Four population groups of Pacific salmon in California, Oregon, and Idaho are especially vulnerable to climate change, according to a new study in the open-access journal PLOS ONE by Lisa Crozier of the National Oceanic and Atmospheric Administration and colleagues. The results will be useful for prioritizing protection efforts for salmon populations along the entire west coast of the United States.
Pacific salmon (Onchorhyncus spp.) spend most of their lives in the ocean, but return to the inland waterways of their birth to spawn, with some populations migrating as far inland as central Idaho. The broad range of environments in which salmon dwell make them especially sensitive to environmental change. To better understand the vulnerability of Pacific salmon, the authors studied 33 threatened or endangered population groups of Pacific salmon, encompassing local populations from the Mexican border to the Canadian border. For each population group, the authors looked at 20 different attributes in order to assess the group's vulnerability to change. These attributes measured the magnitude of expected change in local environmental conditions, the capacity of the population group to adapt phenotypically to new climatic conditions, and the sensitivity of specific population groups to current environmental conditions.

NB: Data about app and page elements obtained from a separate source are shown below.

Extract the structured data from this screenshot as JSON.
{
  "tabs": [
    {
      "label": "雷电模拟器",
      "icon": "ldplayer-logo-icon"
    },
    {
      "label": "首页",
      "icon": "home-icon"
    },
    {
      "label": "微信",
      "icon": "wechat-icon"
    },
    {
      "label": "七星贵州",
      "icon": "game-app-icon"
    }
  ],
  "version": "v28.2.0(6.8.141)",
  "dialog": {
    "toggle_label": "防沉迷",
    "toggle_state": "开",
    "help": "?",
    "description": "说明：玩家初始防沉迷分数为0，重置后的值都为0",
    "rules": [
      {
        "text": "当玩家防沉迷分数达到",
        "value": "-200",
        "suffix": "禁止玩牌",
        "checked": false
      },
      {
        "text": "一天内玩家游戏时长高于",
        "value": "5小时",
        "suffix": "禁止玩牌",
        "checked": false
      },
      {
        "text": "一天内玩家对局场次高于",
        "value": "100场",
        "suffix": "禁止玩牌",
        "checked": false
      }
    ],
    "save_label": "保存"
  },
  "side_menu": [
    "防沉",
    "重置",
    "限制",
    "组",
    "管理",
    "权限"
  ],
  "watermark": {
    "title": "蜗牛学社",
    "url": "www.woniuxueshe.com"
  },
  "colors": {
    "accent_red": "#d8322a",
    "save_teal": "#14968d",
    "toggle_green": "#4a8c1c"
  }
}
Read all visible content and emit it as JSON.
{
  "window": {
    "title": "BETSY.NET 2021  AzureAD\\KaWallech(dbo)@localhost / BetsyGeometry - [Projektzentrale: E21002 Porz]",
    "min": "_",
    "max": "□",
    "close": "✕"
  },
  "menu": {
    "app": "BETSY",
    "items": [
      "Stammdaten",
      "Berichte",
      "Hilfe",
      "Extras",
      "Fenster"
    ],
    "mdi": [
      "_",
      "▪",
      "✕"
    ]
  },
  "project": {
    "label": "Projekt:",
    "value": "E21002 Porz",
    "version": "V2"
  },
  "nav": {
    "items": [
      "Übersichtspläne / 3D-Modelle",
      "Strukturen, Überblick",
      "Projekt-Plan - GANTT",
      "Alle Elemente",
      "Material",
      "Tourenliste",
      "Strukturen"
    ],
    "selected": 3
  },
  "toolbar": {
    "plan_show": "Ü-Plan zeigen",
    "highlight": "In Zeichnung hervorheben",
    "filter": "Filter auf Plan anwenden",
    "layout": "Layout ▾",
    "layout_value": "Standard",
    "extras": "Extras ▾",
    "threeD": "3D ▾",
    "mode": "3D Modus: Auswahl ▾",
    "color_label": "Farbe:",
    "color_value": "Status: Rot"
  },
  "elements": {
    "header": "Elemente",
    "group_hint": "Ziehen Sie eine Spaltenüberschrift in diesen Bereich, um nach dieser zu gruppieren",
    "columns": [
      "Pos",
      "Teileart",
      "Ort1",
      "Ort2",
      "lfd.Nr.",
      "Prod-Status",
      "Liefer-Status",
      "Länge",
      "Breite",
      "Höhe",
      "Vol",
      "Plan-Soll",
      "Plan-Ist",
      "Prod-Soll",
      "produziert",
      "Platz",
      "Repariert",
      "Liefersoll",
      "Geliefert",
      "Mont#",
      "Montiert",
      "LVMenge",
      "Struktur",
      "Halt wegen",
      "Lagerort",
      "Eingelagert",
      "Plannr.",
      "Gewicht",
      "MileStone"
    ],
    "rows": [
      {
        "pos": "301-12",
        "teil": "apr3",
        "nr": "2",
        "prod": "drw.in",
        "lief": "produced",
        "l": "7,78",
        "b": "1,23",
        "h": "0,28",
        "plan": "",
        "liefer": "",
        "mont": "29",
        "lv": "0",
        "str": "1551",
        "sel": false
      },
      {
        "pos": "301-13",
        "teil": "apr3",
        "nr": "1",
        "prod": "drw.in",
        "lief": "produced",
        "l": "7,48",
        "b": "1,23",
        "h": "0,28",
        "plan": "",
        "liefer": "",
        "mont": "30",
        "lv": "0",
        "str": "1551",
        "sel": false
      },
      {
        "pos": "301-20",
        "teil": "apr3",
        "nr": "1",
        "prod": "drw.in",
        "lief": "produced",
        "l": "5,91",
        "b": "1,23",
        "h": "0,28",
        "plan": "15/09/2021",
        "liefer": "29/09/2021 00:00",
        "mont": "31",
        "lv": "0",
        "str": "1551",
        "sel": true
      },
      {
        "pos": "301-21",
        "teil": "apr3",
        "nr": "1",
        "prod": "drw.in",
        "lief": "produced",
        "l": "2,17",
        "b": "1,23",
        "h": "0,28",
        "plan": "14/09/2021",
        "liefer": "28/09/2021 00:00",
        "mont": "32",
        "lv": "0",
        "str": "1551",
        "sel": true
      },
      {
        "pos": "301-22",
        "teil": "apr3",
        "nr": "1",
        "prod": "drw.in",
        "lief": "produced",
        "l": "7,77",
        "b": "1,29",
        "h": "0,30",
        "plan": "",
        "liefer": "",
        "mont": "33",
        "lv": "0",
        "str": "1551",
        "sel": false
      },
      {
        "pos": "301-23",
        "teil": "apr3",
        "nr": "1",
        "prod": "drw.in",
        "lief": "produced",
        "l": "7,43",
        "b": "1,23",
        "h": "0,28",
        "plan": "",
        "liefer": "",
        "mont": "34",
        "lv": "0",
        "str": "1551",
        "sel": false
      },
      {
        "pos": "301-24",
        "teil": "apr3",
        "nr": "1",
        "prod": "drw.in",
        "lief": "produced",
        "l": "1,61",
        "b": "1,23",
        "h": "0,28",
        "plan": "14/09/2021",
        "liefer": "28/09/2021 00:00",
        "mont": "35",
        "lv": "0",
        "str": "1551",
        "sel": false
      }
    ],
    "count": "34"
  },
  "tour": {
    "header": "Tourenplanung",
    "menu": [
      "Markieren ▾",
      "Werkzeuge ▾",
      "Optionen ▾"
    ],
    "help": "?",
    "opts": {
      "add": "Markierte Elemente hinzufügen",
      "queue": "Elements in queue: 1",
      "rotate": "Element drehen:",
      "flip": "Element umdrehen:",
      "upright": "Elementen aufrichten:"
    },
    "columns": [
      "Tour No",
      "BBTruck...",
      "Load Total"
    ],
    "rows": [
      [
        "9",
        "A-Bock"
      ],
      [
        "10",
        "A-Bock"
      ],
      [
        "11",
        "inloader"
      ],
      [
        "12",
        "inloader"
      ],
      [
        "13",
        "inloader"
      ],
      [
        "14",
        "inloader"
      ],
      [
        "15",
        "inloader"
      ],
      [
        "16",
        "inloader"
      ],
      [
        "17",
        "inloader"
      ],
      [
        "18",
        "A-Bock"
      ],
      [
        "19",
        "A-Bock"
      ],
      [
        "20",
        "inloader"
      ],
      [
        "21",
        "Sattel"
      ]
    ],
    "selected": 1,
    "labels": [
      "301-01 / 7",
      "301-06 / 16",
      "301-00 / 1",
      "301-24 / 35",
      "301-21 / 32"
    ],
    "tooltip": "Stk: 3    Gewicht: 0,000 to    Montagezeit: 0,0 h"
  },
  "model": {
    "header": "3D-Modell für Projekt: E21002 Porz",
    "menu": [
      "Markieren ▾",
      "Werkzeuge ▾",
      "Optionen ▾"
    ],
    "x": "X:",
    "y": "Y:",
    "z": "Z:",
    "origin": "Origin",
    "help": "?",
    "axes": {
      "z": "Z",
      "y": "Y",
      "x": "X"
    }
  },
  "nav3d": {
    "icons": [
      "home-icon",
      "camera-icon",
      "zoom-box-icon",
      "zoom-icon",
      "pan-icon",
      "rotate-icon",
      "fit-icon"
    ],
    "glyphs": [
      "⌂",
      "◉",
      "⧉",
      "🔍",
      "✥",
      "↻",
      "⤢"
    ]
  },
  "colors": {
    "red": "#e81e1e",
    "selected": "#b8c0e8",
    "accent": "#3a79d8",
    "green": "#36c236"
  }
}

Four population groups were found to be most at risk: Chinook in California's Central Valley, coho in northern California and Oregon, Chinook in the Columbia and Willamette River basins in Oregon, and sockeye in the Snake River basin of Idaho. All 33 studied population groups were found to be vulnerable to elevations of stream and sea surface temperatures as well as ocean acidification. However, some population groups were more affected than others by local conditions, such as barriers to migration such as dams.
Crozier adds: "Salmon have always adapted to change, and they have been very successful, otherwise they wouldn't still be here. What we are trying to understand is which populations may need the most help with anticipated future changes in temperature and water availability, and what steps we can take to support them."